Google’s Caffeine Finally Live

After months (has it already been a year?) of hand-wringing and speculation in the search industry, Google finally announced Caffeine is live. It’s an appropriate name for the update, since it seems like Google’s been injected with a jolt of the good stuff to produce faster, fresher results.

Here’s a nice, concise breakdown of what Caffeine is and how it impacts search results:

What it is: Google’s new web indexing system that provides fresher (newer) and more results than the previous system. Searchers should be able to find content much sooner after it is posted than previously.

Background Information: When you search for something in Google, you are not actually searching the “live” web, you are instead searching Google’s index of the web. Think of it as a library: Google’s search engine is the librarian that returns all of the relevant results it can find.

Why did Google create Caffeine: Web content is growing exponentially in size and in variety (use of images, videos, real time, etc). Publishers of web content expect the content to be quickly accessible, and searchers expect the same. In short, Caffeine was built to keep up with the evolution of the web and the rising expectations of those who use it.

Differences between the old index and Caffeine: The old index had several layers, some of which were refreshed more rapidly than others. To refresh any given layer of the old index, Google engineers would have to analyze the entire web (making a large delay in information release).

Caffeine is not set up in layers, but in spheres. This way the web can be analyzed in small portions, and updated continuously and globally. As Google finds new pages or new information on existing pages it adds it straight to the index, allowing for instantaneous indexing and searchability.
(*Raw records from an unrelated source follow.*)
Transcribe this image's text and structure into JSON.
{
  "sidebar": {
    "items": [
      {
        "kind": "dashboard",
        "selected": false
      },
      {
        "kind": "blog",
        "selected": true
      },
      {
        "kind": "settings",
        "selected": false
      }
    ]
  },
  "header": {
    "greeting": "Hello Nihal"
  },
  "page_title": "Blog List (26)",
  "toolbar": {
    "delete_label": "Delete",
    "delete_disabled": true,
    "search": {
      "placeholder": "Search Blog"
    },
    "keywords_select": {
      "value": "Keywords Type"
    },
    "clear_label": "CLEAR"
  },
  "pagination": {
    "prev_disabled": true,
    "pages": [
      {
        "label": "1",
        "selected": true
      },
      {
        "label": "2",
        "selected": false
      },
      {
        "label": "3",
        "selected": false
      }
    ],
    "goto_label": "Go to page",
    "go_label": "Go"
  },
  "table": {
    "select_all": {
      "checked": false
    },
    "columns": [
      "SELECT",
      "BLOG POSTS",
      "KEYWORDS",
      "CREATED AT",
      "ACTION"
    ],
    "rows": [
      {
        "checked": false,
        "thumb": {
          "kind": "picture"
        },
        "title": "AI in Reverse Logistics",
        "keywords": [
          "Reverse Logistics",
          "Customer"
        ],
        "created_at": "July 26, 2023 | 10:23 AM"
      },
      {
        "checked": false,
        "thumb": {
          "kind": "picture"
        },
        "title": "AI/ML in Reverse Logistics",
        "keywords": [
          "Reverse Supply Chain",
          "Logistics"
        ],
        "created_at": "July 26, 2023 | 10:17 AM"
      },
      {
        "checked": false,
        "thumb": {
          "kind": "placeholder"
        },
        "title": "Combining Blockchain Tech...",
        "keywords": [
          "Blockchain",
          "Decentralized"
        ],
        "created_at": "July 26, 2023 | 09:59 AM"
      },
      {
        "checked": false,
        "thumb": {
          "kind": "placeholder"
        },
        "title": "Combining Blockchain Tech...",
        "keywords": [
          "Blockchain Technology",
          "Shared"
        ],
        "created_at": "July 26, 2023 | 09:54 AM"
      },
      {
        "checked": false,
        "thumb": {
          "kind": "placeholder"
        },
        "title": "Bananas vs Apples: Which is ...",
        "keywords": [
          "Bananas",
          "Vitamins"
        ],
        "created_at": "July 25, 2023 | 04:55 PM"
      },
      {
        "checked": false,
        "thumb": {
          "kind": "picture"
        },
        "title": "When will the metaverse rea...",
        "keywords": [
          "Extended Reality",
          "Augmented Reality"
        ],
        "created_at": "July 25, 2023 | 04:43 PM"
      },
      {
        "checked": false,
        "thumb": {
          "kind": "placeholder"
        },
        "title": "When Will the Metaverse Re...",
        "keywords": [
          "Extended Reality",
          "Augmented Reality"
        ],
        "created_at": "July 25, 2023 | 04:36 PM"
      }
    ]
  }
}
Conclusion: Caffeine allows for the indexing of web pages on an enormous scale by processing hundreds of thousands of pages in parallel each second. It is a big step in allowing the exponential growth of online data that is published by websites to be added to Google’s index and made more accessible to searchers.

-Alie Sockol

bing vs. Google

Alhough Google has defined and become synonymous with search – most people say they are “googling” something when they use any kind of search engine – bing is proving to be a serious contender in the fight to be the search engine of the people.  bing is slowly insinuating its way into our lives through these examples:

Through these channels, I predict that bing will “own” approximately 25-35% share of the search market by sometime in 2011.  In other words, 25-35% of us will probably be using bing, if not on purpose, then by default.  I’ve found it to be a very functional platform and it almost seems as though it’s “hipper” than Google, which has recently been embroiled in privacy concerns.  (Of course bing is a Microsoft product, which many view as monopolizing technology in general) What are your thoughts?

-Mary Smucker-Priest

Google Local Business Becomes Google Places

Last week Google decided to change the name of Google Local Business Center to Google Places. Google made this decision based on the idea that Google Place Pages will better connect with the place where local business information is claimed, entered and enhanced.


Along with the name change, come a few more changes. Specifically, Google Places allows businesses to put more information in their local listings, shows coupons and “real-time” updates alongside local listings, offers free interior photographs by Google and boasts a new Help Center for businesses. Additionally, Google Places provides stats on the click-through rate of the listing.

What do you think of these changes? Do you think they’ll help businesses gain more exposure and encourage engagement with customers?

Psst: Google’s Stalking You

Last week Google launched AdWords’ Remarketing, which is basically a new way for a company to stalk a potential customer with an ad until she caves and buys.

It works like this: A potential customer followed an ad from a paid Google search listing, but while on the page of that site, she decides not to commit to finalizing the conversion. She leaves the page and continues browsing within Google’s content network. Then, AdWords’ Remarketing kicks in and a similar ad for the same product/service pops up.

AdWords publishers who are running these ads are hoping that the ads will follow a potential consumer so much that user will change her mind and finalize an ad conversion.

The AdWords’ feature allows a publisher to embed a code into her website that triggers her AdWords ad to show related ads to a potential customer after leaving her site without converting, provided that the user goes on to visit another Google site.

What do you think of Google AdWords’ Remarketing? Will you use it?

Facebook > Google

Last week, Facebook ended a year of remarkable growth by overtaking Google’s popularity among US internet users. Last week’s industry data shows Facebook scored more visits on its home page than the search engine’s homepage.

Research firm Hitwise said that the two sites accounted for 14% of all US internet visits last week. Facebook’s home page recorded 7.07% of traffic and Google’s home page recorded 7.03%.

Although the difference is small, the implications are HUGE. This takeover is a sign that the web is becoming more sociable than searchable, and Facebook’s popularity is going to continue to grow rapidly. Do you agree? Do you think Facebook will soar ahead of Google.com in the coming months?